Activity |
Your task is to give the number of lines in the listing that include "time", and nothing else.
===
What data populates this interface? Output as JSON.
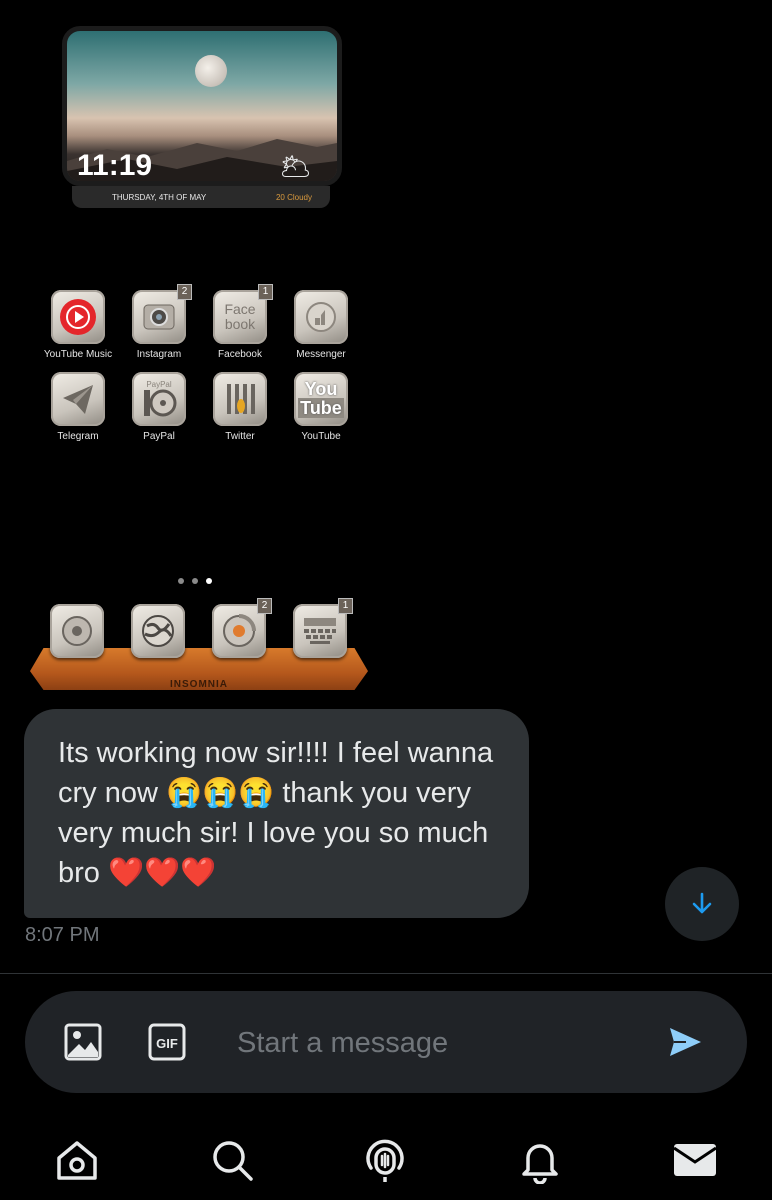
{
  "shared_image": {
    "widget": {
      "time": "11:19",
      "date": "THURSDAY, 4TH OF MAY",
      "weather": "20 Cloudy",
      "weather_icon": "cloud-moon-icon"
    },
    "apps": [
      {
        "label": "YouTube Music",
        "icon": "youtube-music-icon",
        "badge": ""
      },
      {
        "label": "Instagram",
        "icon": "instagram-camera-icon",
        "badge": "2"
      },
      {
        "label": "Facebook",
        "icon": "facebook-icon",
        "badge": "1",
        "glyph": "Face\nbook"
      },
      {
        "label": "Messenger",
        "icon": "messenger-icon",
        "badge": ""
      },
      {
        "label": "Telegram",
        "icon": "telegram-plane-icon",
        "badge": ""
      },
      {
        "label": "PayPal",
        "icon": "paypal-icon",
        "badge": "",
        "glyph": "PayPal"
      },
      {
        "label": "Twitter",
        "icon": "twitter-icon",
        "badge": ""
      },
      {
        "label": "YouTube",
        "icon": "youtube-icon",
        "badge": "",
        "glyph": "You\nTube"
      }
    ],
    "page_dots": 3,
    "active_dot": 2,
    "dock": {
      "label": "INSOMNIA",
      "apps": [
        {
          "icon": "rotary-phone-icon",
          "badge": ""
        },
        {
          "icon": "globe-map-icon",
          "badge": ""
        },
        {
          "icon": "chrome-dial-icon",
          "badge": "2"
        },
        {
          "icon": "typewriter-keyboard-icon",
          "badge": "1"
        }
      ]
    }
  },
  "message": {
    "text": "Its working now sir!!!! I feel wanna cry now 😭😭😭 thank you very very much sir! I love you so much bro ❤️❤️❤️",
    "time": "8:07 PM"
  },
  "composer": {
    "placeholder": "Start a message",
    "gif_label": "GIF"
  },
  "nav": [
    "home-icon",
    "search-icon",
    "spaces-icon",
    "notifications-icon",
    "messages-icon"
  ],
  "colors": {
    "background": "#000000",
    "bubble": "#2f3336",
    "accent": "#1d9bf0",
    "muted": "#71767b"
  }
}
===
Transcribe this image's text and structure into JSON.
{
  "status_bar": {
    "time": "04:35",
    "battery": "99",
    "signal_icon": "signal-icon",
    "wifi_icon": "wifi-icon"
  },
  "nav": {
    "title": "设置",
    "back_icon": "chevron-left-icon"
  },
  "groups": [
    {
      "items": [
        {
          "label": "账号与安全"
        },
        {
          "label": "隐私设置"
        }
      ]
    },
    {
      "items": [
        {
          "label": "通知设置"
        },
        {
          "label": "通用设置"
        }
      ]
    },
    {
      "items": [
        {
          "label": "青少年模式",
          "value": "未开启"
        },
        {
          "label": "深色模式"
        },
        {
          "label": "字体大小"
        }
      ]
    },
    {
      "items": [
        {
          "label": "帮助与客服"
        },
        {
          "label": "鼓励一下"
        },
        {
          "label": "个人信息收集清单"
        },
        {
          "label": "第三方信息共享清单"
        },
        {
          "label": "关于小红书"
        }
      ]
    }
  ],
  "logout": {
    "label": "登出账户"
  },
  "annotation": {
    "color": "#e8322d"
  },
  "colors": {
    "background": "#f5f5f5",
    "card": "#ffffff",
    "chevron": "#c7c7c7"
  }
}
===
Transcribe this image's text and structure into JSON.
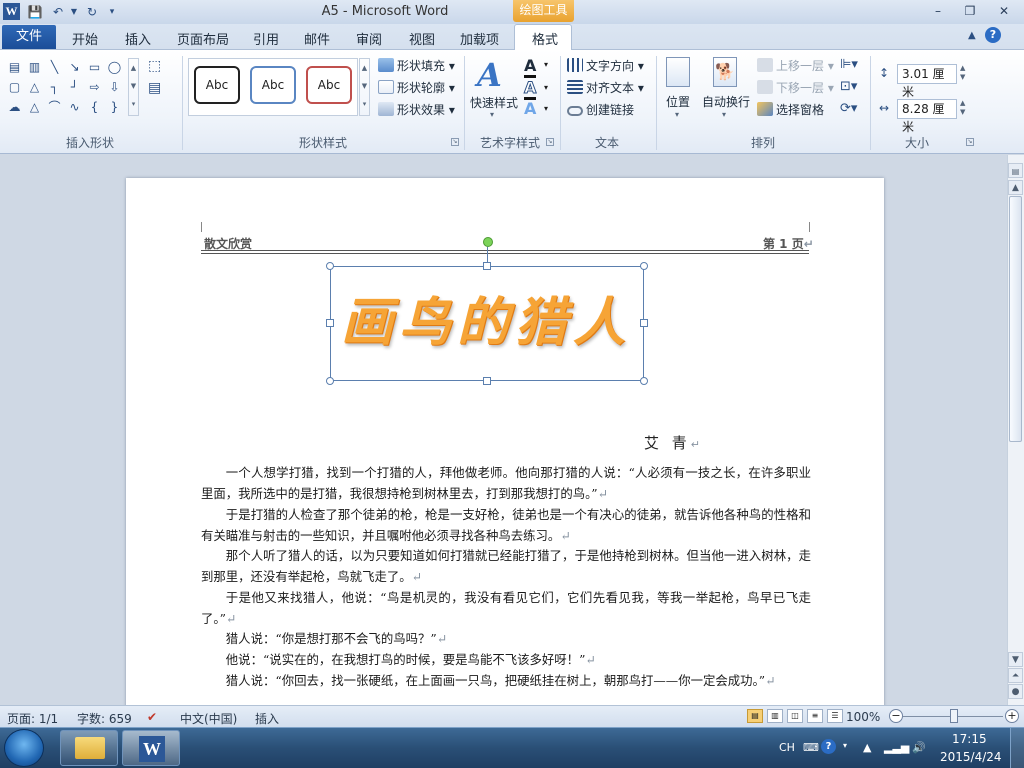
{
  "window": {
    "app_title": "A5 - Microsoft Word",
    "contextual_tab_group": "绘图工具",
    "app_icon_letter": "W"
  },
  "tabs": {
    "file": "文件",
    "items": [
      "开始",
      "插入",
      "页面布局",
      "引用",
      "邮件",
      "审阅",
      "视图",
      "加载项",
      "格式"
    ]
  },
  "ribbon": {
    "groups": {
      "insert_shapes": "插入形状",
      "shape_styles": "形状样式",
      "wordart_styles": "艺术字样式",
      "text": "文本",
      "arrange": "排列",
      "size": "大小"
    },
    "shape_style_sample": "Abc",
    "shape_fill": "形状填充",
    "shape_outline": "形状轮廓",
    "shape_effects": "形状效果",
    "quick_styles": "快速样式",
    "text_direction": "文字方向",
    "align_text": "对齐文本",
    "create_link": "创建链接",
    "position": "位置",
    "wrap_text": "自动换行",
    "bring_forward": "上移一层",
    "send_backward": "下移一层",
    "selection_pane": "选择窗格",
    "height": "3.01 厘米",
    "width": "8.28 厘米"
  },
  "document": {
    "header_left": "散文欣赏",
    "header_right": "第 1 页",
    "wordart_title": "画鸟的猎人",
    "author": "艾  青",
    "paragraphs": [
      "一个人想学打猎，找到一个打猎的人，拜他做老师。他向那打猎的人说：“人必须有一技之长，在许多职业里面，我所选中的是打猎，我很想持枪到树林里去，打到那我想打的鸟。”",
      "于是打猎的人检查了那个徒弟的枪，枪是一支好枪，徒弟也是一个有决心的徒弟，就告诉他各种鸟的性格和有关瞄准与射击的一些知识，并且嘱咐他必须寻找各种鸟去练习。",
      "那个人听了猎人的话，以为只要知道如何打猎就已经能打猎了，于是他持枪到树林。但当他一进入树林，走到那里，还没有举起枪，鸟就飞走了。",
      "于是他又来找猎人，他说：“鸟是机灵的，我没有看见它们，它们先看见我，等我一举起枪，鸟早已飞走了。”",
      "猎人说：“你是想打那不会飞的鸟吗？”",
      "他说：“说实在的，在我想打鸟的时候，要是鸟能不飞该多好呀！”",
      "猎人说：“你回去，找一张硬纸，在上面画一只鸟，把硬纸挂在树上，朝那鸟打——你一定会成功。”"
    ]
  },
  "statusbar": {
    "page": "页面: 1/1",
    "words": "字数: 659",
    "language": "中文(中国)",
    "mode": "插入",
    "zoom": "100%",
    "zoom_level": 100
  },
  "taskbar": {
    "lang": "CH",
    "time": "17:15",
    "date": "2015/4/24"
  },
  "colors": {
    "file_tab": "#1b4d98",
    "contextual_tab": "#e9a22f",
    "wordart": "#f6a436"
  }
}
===
Response area |
4